AN inspiring educational project is to form part of the largest zoo development in the UK.

In just over 12 months’ time, Chester Zoo will unveil Islands, a £30m scheme which will transform the Cheshire attraction.

Linked by a series of bridges and including a journey on water, Islands will be home to animals and plants from the South East Asian islands of the Philippines and Indonesia, including Panay, Papua, Bali, Sumatra, Sumba and Sulawesi.

At the heart of Islands, on the recreated isle of Sumba, will be a new education building – called Sekolah – which has been modelled on traditional Indonesian architecture. Just as in the remote villages, Sekolah, meaning school, will be the social and cultural hub of Islands.

The zoo already works with schools and communities both in the UK and around the world through its many conservation programmes. Through Sekolah, visitors will be given an insight into the lives of others and discover more about conservation science.

Teaching sessions will be held in the classroom together with curator-style talks, a varied programme of bespoke short films with commentary from the zoo’s educators, animated and intuitive story-telling for younger audiences and hands-on workshops featuring tools for conservation science, including microchips, microscopes and data loggers.

The school house has been given a welcome boost from The Wolfson Foundation which has pledged a grant to help with its building.

Chester Zoo’s Education Programmes Manager, Dr Maggie Esson, said: “The zoo is an environment rich with animals and plants and steeped in knowledge of conservation and science. We already teach 30,000 students in taught workshops and a further 80,000 come to the zoo for an educational visit on a teacher-led experience.

“Through Sekolah we will help pass on our knowledge, across all stages of the curriculum, to a further 30,000 people through student and other groups. Alongside reading, writing and arithmetic there is a real need for students to learn more about the information-loaded world we live in.

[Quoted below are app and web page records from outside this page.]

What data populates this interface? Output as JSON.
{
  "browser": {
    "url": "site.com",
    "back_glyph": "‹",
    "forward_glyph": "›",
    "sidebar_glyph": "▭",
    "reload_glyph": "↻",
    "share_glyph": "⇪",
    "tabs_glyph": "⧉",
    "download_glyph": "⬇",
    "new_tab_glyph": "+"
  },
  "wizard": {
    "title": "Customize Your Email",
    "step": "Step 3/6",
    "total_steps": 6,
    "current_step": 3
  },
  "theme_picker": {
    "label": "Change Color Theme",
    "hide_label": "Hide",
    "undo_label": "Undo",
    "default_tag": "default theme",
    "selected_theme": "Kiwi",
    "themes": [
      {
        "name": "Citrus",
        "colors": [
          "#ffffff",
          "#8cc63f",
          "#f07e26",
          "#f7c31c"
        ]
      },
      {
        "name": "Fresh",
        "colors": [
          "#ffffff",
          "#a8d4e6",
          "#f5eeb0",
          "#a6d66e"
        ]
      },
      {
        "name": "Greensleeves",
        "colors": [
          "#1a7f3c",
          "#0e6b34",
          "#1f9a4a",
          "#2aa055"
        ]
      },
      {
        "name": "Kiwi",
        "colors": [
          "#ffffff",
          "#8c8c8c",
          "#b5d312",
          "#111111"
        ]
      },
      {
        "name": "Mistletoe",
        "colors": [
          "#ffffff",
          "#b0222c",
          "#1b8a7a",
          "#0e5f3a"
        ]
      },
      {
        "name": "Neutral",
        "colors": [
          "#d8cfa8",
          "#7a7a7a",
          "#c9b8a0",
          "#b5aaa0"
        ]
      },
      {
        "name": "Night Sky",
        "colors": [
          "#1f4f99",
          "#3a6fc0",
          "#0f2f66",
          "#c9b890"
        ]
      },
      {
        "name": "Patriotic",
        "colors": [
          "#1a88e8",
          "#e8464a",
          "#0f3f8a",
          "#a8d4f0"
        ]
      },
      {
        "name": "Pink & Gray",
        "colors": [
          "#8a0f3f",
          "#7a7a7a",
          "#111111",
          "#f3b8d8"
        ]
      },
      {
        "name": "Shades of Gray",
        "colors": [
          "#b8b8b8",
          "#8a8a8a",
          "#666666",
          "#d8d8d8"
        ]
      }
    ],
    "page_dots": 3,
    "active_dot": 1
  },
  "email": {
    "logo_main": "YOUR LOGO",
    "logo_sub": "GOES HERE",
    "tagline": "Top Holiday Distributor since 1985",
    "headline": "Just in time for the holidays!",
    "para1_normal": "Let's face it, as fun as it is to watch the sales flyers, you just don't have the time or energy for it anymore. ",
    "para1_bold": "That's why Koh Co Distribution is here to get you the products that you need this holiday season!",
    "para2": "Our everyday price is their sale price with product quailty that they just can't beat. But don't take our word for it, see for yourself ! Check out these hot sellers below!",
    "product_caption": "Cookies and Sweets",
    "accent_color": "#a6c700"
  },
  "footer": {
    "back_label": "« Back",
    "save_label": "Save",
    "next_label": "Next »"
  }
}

“This can include global collaborative learning, research skills, analysing and interpreting data and critical thinking. With this in mind, we will also be bringing digital aspects to our teaching through interpretation and apps to reach the new generation of would-be conservationists.”

The zoo’s educators will also be able to teach students about damage being caused to the planet and how small lifestyle changes at a local level can make a real difference globally.

Paul Ramsbottom, Chief Executive of Wolfson Foundation, said: “This is a wonderfully exciting project that will entice and inspire all ages. We are particularly pleased to be funding the education building which will help communicate conservation science in compelling fashion.”

Islands, which opens in 2015, will be part of the whole zoo visit and will expand the zoo – currently 110 acres – by around 15 acres. The project will create 45 additional full time equivalent jobs and a further 31 indirect jobs within the local area.